§ **Input material**
- Opening Delimiter -

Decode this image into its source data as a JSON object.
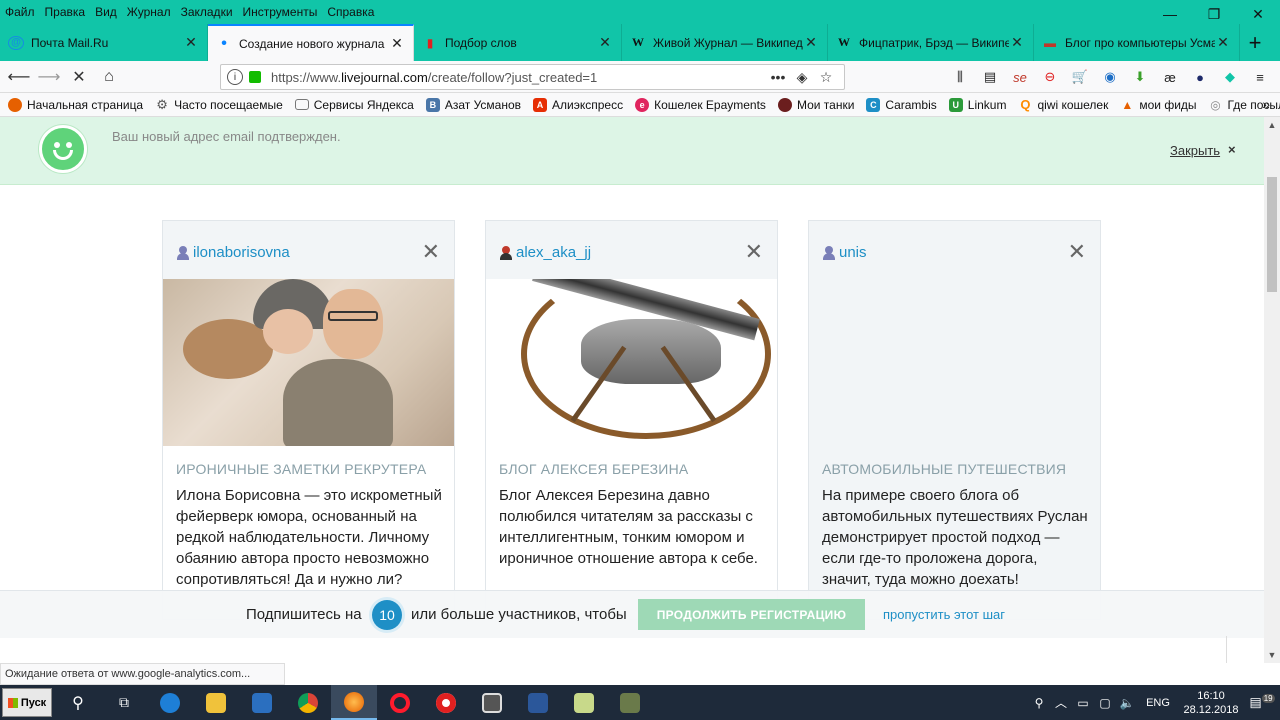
{
  "menu": [
    "Файл",
    "Правка",
    "Вид",
    "Журнал",
    "Закладки",
    "Инструменты",
    "Справка"
  ],
  "tabs": [
    {
      "title": "Почта Mail.Ru",
      "icon": "mail-icon",
      "color": "#168de2",
      "glyph": "@"
    },
    {
      "title": "Создание нового журнала",
      "icon": "loading-dot-icon",
      "color": "#0a84ff",
      "glyph": "•",
      "active": true
    },
    {
      "title": "Подбор слов",
      "icon": "chart-icon",
      "color": "#e02020",
      "glyph": "▮"
    },
    {
      "title": "Живой Журнал — Википедия",
      "icon": "wikipedia-icon",
      "color": "#000000",
      "glyph": "W"
    },
    {
      "title": "Фицпатрик, Брэд — Википедия",
      "icon": "wikipedia-icon",
      "color": "#000000",
      "glyph": "W"
    },
    {
      "title": "Блог про компьютеры Усма",
      "icon": "blog-icon",
      "color": "#c0392b",
      "glyph": "▬"
    }
  ],
  "navbar": {
    "url_prefix": "https://www.",
    "url_host": "livejournal.com",
    "url_path": "/create/follow?just_created=1"
  },
  "bookmarks": [
    {
      "label": "Начальная страница",
      "color": "#e66000",
      "glyph": "●"
    },
    {
      "label": "Часто посещаемые",
      "color": "#555555",
      "glyph": "⚙"
    },
    {
      "label": "Сервисы Яндекса",
      "color": "#777777",
      "glyph": "▭"
    },
    {
      "label": "Азат Усманов",
      "color": "#4a76a8",
      "glyph": "В"
    },
    {
      "label": "Алиэкспресс",
      "color": "#e62e04",
      "glyph": "Ⓐ"
    },
    {
      "label": "Кошелек Epayments",
      "color": "#e0245e",
      "glyph": "e"
    },
    {
      "label": "Мои танки",
      "color": "#6b1e1e",
      "glyph": "●"
    },
    {
      "label": "Carambis",
      "color": "#1e8fc6",
      "glyph": "C"
    },
    {
      "label": "Linkum",
      "color": "#2b9a3a",
      "glyph": "U"
    },
    {
      "label": "qiwi кошелек",
      "color": "#ff8c00",
      "glyph": "Q"
    },
    {
      "label": "мои фиды",
      "color": "#e66000",
      "glyph": "▲"
    },
    {
      "label": "Где посылка?",
      "color": "#888888",
      "glyph": "◎"
    }
  ],
  "notice": {
    "message": "Ваш новый адрес email подтвержден.",
    "close_label": "Закрыть",
    "close_glyph": "×"
  },
  "cards": [
    {
      "username": "ilonaborisovna",
      "category": "ИРОНИЧНЫЕ ЗАМЕТКИ РЕКРУТЕРА",
      "description": "Илона Борисовна — это искрометный фейерверк юмора, основанный на редкой наблюдательности. Личному обаянию автора просто невозможно сопротивляться! Да и нужно ли?",
      "user_icon_color": "#7a7fb8"
    },
    {
      "username": "alex_aka_jj",
      "category": "БЛОГ АЛЕКСЕЯ БЕРЕЗИНА",
      "description": "Блог Алексея Березина давно полюбился читателям за рассказы с интеллигентным, тонким юмором и ироничное отношение автора к себе.",
      "user_icon_color": "#c0392b"
    },
    {
      "username": "unis",
      "category": "АВТОМОБИЛЬНЫЕ ПУТЕШЕСТВИЯ",
      "description": "На примере своего блога об автомобильных путешествиях Руслан демонстрирует простой подход — если где-то проложена дорога, значит, туда можно доехать!",
      "user_icon_color": "#7a7fb8"
    }
  ],
  "subscribe": {
    "before": "Подпишитесь на",
    "count": "10",
    "after": "или больше участников, чтобы",
    "continue_label": "ПРОДОЛЖИТЬ РЕГИСТРАЦИЮ",
    "skip_label": "пропустить этот шаг"
  },
  "status": "Ожидание ответа от www.google-analytics.com...",
  "taskbar": {
    "start_label": "Пуск",
    "lang": "ENG",
    "time": "16:10",
    "date": "28.12.2018",
    "notif_count": "19"
  },
  "colors": {
    "accent": "#11c5a8",
    "link": "#1e8fc6",
    "notice_bg": "#ddf5e6",
    "button": "#9ed9b6"
  }
}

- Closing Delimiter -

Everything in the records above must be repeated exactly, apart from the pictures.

§ **Solved exercise**
Decode this image into its source data as a JSON object.
{
  "menu": [
    "Файл",
    "Правка",
    "Вид",
    "Журнал",
    "Закладки",
    "Инструменты",
    "Справка"
  ],
  "tabs": [
    {
      "title": "Почта Mail.Ru",
      "icon": "mail-icon",
      "color": "#168de2",
      "glyph": "@"
    },
    {
      "title": "Создание нового журнала",
      "icon": "loading-dot-icon",
      "color": "#0a84ff",
      "glyph": "•",
      "active": true
    },
    {
      "title": "Подбор слов",
      "icon": "chart-icon",
      "color": "#e02020",
      "glyph": "▮"
    },
    {
      "title": "Живой Журнал — Википедия",
      "icon": "wikipedia-icon",
      "color": "#000000",
      "glyph": "W"
    },
    {
      "title": "Фицпатрик, Брэд — Википедия",
      "icon": "wikipedia-icon",
      "color": "#000000",
      "glyph": "W"
    },
    {
      "title": "Блог про компьютеры Усма",
      "icon": "blog-icon",
      "color": "#c0392b",
      "glyph": "▬"
    }
  ],
  "navbar": {
    "url_prefix": "https://www.",
    "url_host": "livejournal.com",
    "url_path": "/create/follow?just_created=1"
  },
  "bookmarks": [
    {
      "label": "Начальная страница",
      "color": "#e66000",
      "glyph": "●"
    },
    {
      "label": "Часто посещаемые",
      "color": "#555555",
      "glyph": "⚙"
    },
    {
      "label": "Сервисы Яндекса",
      "color": "#777777",
      "glyph": "▭"
    },
    {
      "label": "Азат Усманов",
      "color": "#4a76a8",
      "glyph": "В"
    },
    {
      "label": "Алиэкспресс",
      "color": "#e62e04",
      "glyph": "Ⓐ"
    },
    {
      "label": "Кошелек Epayments",
      "color": "#e0245e",
      "glyph": "e"
    },
    {
      "label": "Мои танки",
      "color": "#6b1e1e",
      "glyph": "●"
    },
    {
      "label": "Carambis",
      "color": "#1e8fc6",
      "glyph": "C"
    },
    {
      "label": "Linkum",
      "color": "#2b9a3a",
      "glyph": "U"
    },
    {
      "label": "qiwi кошелек",
      "color": "#ff8c00",
      "glyph": "Q"
    },
    {
      "label": "мои фиды",
      "color": "#e66000",
      "glyph": "▲"
    },
    {
      "label": "Где посылка?",
      "color": "#888888",
      "glyph": "◎"
    }
  ],
  "notice": {
    "message": "Ваш новый адрес email подтвержден.",
    "close_label": "Закрыть",
    "close_glyph": "×"
  },
  "cards": [
    {
      "username": "ilonaborisovna",
      "category": "ИРОНИЧНЫЕ ЗАМЕТКИ РЕКРУТЕРА",
      "description": "Илона Борисовна — это искрометный фейерверк юмора, основанный на редкой наблюдательности. Личному обаянию автора просто невозможно сопротивляться! Да и нужно ли?",
      "user_icon_color": "#7a7fb8"
    },
    {
      "username": "alex_aka_jj",
      "category": "БЛОГ АЛЕКСЕЯ БЕРЕЗИНА",
      "description": "Блог Алексея Березина давно полюбился читателям за рассказы с интеллигентным, тонким юмором и ироничное отношение автора к себе.",
      "user_icon_color": "#c0392b"
    },
    {
      "username": "unis",
      "category": "АВТОМОБИЛЬНЫЕ ПУТЕШЕСТВИЯ",
      "description": "На примере своего блога об автомобильных путешествиях Руслан демонстрирует простой подход — если где-то проложена дорога, значит, туда можно доехать!",
      "user_icon_color": "#7a7fb8"
    }
  ],
  "subscribe": {
    "before": "Подпишитесь на",
    "count": "10",
    "after": "или больше участников, чтобы",
    "continue_label": "ПРОДОЛЖИТЬ РЕГИСТРАЦИЮ",
    "skip_label": "пропустить этот шаг"
  },
  "status": "Ожидание ответа от www.google-analytics.com...",
  "taskbar": {
    "start_label": "Пуск",
    "lang": "ENG",
    "time": "16:10",
    "date": "28.12.2018",
    "notif_count": "19"
  },
  "colors": {
    "accent": "#11c5a8",
    "link": "#1e8fc6",
    "notice_bg": "#ddf5e6",
    "button": "#9ed9b6"
  }
}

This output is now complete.